You are working as a consultant now, what’s the major difference between consulting and working as a sysadmin?
Well, for one you are not only working on a current assignment, but you are also working to find that next assignment. When you are an IT Pro, you usually know what is expected of you and know your environment. As a consultant you never know what you are going to run into and have to be flexible to adapt to different environments and corporate cultures. But that is what I find interesting and I think the broad range of clients and projects makes you a better consultant over time.
How do you fill in the time you spend on airports waiting for the flights?
It really varies depending on how motivated I’m feeling, which often depends on what time of day it is and how long I’ve already been traveling. I try to get some work done, but often find myself reading a book or doing a crossword puzzle
What’s the best advice or tip you’ve discovered about writing a book?
Create a very detailed table of contents, even if the book itself will have a much simpler table of contents. When working on a chapter insert all of your headings and then start writing to satisfy the heading.
What do you know now that you wish you knew when you first started in IT?
How fast things change in IT, and that the pace of change has been increasing over the last 25 years. If you aren’t open to change, IT is not a place for you.
How do you spend your normal day?
I don’t really have normal days. I try to make of list of what I want to accomplish the day such as articles or training videos. In between I maintain my social media presence and try to engage with my community. Since I work at home, things like Twitter are my only way of interacting with people. I suppose that is why I love speaking at conferences and running training classes.
What drives you? Where do you get your passion, inspiration?
I am motivated to create items, be it scripts, articles, videos, books, or webinars, that can help other IT Pros learn how to do their jobs better or advance their career. I enjoy helping others learn and grow.
What is the best fiction book you read?
I read a lot so it is hard to select one piece of fiction.
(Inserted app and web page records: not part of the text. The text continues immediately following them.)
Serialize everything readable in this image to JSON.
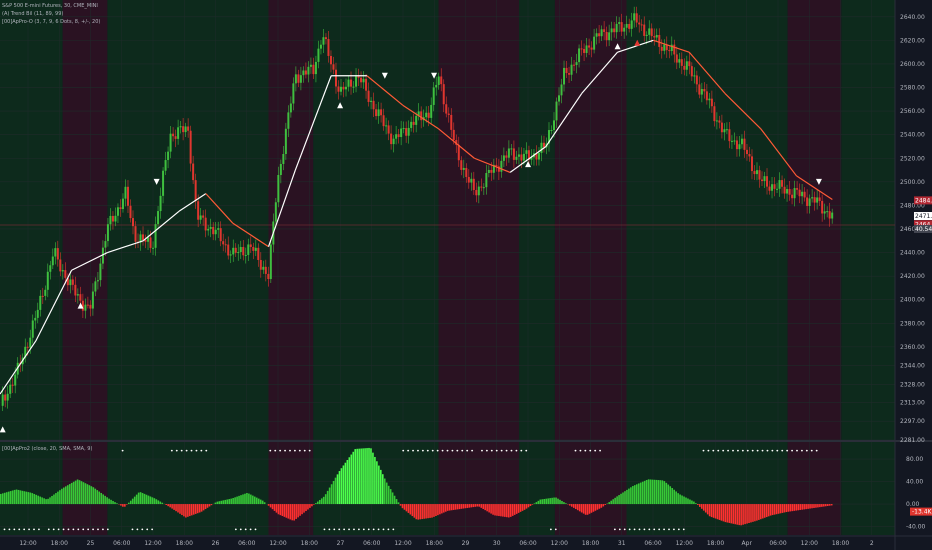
{
  "legends": {
    "symbol": "S&P 500 E-mini Futures, 30, CME_MINI",
    "trend": "(A) Trend Bil (11, 89, 99)",
    "pro": "[00]ApPro-O (3, 7, 9, 6 Dots, 8, +/-, 20)",
    "oscillator": "[00]ApPro2 (close, 20, SMA, SMA, 9)"
  },
  "chart_data": [
    {
      "type": "candlestick",
      "title": "",
      "xlabel": "",
      "ylabel": "",
      "y_ticks": [
        2640,
        2620,
        2600,
        2580,
        2560,
        2540,
        2520,
        2500,
        2480,
        2460,
        2440,
        2420,
        2400,
        2380,
        2360,
        2344,
        2328,
        2313,
        2297,
        2281
      ],
      "x_tick_labels": [
        "12:00",
        "18:00",
        "25",
        "06:00",
        "12:00",
        "18:00",
        "26",
        "06:00",
        "12:00",
        "18:00",
        "27",
        "06:00",
        "12:00",
        "18:00",
        "29",
        "30",
        "06:00",
        "12:00",
        "18:00",
        "31",
        "06:00",
        "12:00",
        "18:00",
        "Apr",
        "06:00",
        "12:00",
        "18:00",
        "2"
      ],
      "price_badges": [
        {
          "label": "2484.25",
          "value": 2484.25,
          "color": "#b22833"
        },
        {
          "label": "2471.00",
          "value": 2471.0,
          "color": "#ffffff"
        },
        {
          "label": "2464.00",
          "value": 2464.0,
          "color": "#b22833"
        },
        {
          "label": "40.54",
          "value": 2460.0,
          "color": "#434651"
        }
      ],
      "background_zones": [
        {
          "from": 0,
          "to": 7,
          "color": "#0d2a1c"
        },
        {
          "from": 7,
          "to": 12,
          "color": "#2a1222"
        },
        {
          "from": 12,
          "to": 30,
          "color": "#0d2a1c"
        },
        {
          "from": 30,
          "to": 35,
          "color": "#2a1222"
        },
        {
          "from": 35,
          "to": 49,
          "color": "#0d2a1c"
        },
        {
          "from": 49,
          "to": 58,
          "color": "#2a1222"
        },
        {
          "from": 58,
          "to": 62,
          "color": "#0d2a1c"
        },
        {
          "from": 62,
          "to": 70,
          "color": "#2a1222"
        },
        {
          "from": 70,
          "to": 88,
          "color": "#0d2a1c"
        },
        {
          "from": 88,
          "to": 94,
          "color": "#2a1222"
        },
        {
          "from": 94,
          "to": 100,
          "color": "#0d2a1c"
        }
      ],
      "series": [
        {
          "x": 0,
          "y": 2310
        },
        {
          "x": 2,
          "y": 2340
        },
        {
          "x": 4,
          "y": 2385
        },
        {
          "x": 6,
          "y": 2440
        },
        {
          "x": 8,
          "y": 2410
        },
        {
          "x": 10,
          "y": 2390
        },
        {
          "x": 12,
          "y": 2460
        },
        {
          "x": 14,
          "y": 2490
        },
        {
          "x": 15,
          "y": 2455
        },
        {
          "x": 17,
          "y": 2445
        },
        {
          "x": 19,
          "y": 2540
        },
        {
          "x": 21,
          "y": 2545
        },
        {
          "x": 22,
          "y": 2470
        },
        {
          "x": 24,
          "y": 2458
        },
        {
          "x": 26,
          "y": 2438
        },
        {
          "x": 28,
          "y": 2445
        },
        {
          "x": 30,
          "y": 2420
        },
        {
          "x": 31,
          "y": 2500
        },
        {
          "x": 33,
          "y": 2590
        },
        {
          "x": 35,
          "y": 2595
        },
        {
          "x": 36,
          "y": 2625
        },
        {
          "x": 38,
          "y": 2575
        },
        {
          "x": 40,
          "y": 2590
        },
        {
          "x": 42,
          "y": 2560
        },
        {
          "x": 44,
          "y": 2535
        },
        {
          "x": 46,
          "y": 2550
        },
        {
          "x": 48,
          "y": 2560
        },
        {
          "x": 49,
          "y": 2590
        },
        {
          "x": 51,
          "y": 2525
        },
        {
          "x": 53,
          "y": 2490
        },
        {
          "x": 55,
          "y": 2510
        },
        {
          "x": 57,
          "y": 2525
        },
        {
          "x": 59,
          "y": 2520
        },
        {
          "x": 61,
          "y": 2530
        },
        {
          "x": 63,
          "y": 2590
        },
        {
          "x": 65,
          "y": 2610
        },
        {
          "x": 67,
          "y": 2625
        },
        {
          "x": 69,
          "y": 2630
        },
        {
          "x": 71,
          "y": 2637
        },
        {
          "x": 73,
          "y": 2622
        },
        {
          "x": 75,
          "y": 2610
        },
        {
          "x": 77,
          "y": 2595
        },
        {
          "x": 79,
          "y": 2570
        },
        {
          "x": 81,
          "y": 2540
        },
        {
          "x": 83,
          "y": 2530
        },
        {
          "x": 85,
          "y": 2500
        },
        {
          "x": 87,
          "y": 2495
        },
        {
          "x": 89,
          "y": 2490
        },
        {
          "x": 91,
          "y": 2484
        },
        {
          "x": 93,
          "y": 2471
        }
      ],
      "trend_line": [
        {
          "x": 0,
          "y": 2320
        },
        {
          "x": 4,
          "y": 2365
        },
        {
          "x": 8,
          "y": 2425
        },
        {
          "x": 12,
          "y": 2440
        },
        {
          "x": 16,
          "y": 2450
        },
        {
          "x": 20,
          "y": 2475
        },
        {
          "x": 23,
          "y": 2490
        },
        {
          "x": 26,
          "y": 2465
        },
        {
          "x": 30,
          "y": 2445
        },
        {
          "x": 33,
          "y": 2510
        },
        {
          "x": 37,
          "y": 2590
        },
        {
          "x": 41,
          "y": 2590
        },
        {
          "x": 45,
          "y": 2565
        },
        {
          "x": 49,
          "y": 2545
        },
        {
          "x": 53,
          "y": 2520
        },
        {
          "x": 57,
          "y": 2508
        },
        {
          "x": 61,
          "y": 2530
        },
        {
          "x": 65,
          "y": 2575
        },
        {
          "x": 69,
          "y": 2610
        },
        {
          "x": 73,
          "y": 2620
        },
        {
          "x": 77,
          "y": 2610
        },
        {
          "x": 81,
          "y": 2575
        },
        {
          "x": 85,
          "y": 2545
        },
        {
          "x": 89,
          "y": 2505
        },
        {
          "x": 93,
          "y": 2485
        }
      ],
      "markers": [
        {
          "x": 0.3,
          "y": 2290,
          "dir": "up"
        },
        {
          "x": 9,
          "y": 2395,
          "dir": "up"
        },
        {
          "x": 17.5,
          "y": 2500,
          "dir": "down"
        },
        {
          "x": 38,
          "y": 2565,
          "dir": "up"
        },
        {
          "x": 43,
          "y": 2590,
          "dir": "down"
        },
        {
          "x": 48.5,
          "y": 2590,
          "dir": "down"
        },
        {
          "x": 59,
          "y": 2515,
          "dir": "up"
        },
        {
          "x": 69,
          "y": 2615,
          "dir": "up"
        },
        {
          "x": 71.2,
          "y": 2618,
          "dir": "up-red"
        },
        {
          "x": 91.5,
          "y": 2500,
          "dir": "down"
        }
      ]
    },
    {
      "type": "histogram",
      "title": "",
      "y_ticks": [
        80,
        40,
        0,
        -40
      ],
      "value_badge": {
        "label": "-13.4K",
        "value": -13.4
      },
      "values": [
        18,
        26,
        20,
        8,
        28,
        44,
        30,
        10,
        -6,
        22,
        10,
        -6,
        -24,
        -14,
        4,
        10,
        20,
        6,
        -18,
        -30,
        -8,
        14,
        60,
        98,
        100,
        40,
        -6,
        -28,
        -24,
        -12,
        -8,
        -4,
        -20,
        -24,
        -10,
        8,
        12,
        -4,
        -20,
        -6,
        14,
        32,
        44,
        42,
        18,
        4,
        -22,
        -32,
        -38,
        -30,
        -20,
        -14,
        -10,
        -6,
        -2
      ]
    }
  ]
}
One book that has stayed with me, and one I keep meaning to re-read is Cryptonomicon by Neal Stephenson. (http://www.amazon.com/Cryptonomicon-Neal-Stephenson/dp/0060512806)
What kind of home lab do you have?
My home lab consists of a Toshiba Qosmio laptop with 8GB or RAM, a Yoga 2 Pro with 8GB of RAM and a Gigabyte Brix (16GB RAM and 256GB mSATA) that runs most of my Hyper-V setup. My lab is designed so that I can pack it up and take it with me to conferences and classes.
What’s the story behind the decision, to become a consultant?
I decided to work for my self primarily so I could do the projects that I wanted to do, have the flexibility to be with my family and to take charge of my own career. This means I am directly responsible. Plus, working for myself allows me the freedom to work on a variety of interesting projects and technologies. There is always something new and that keeps me interested and motivated.
I would like to thank Jeffery for his time. You can read more about Jeff and his work on his blog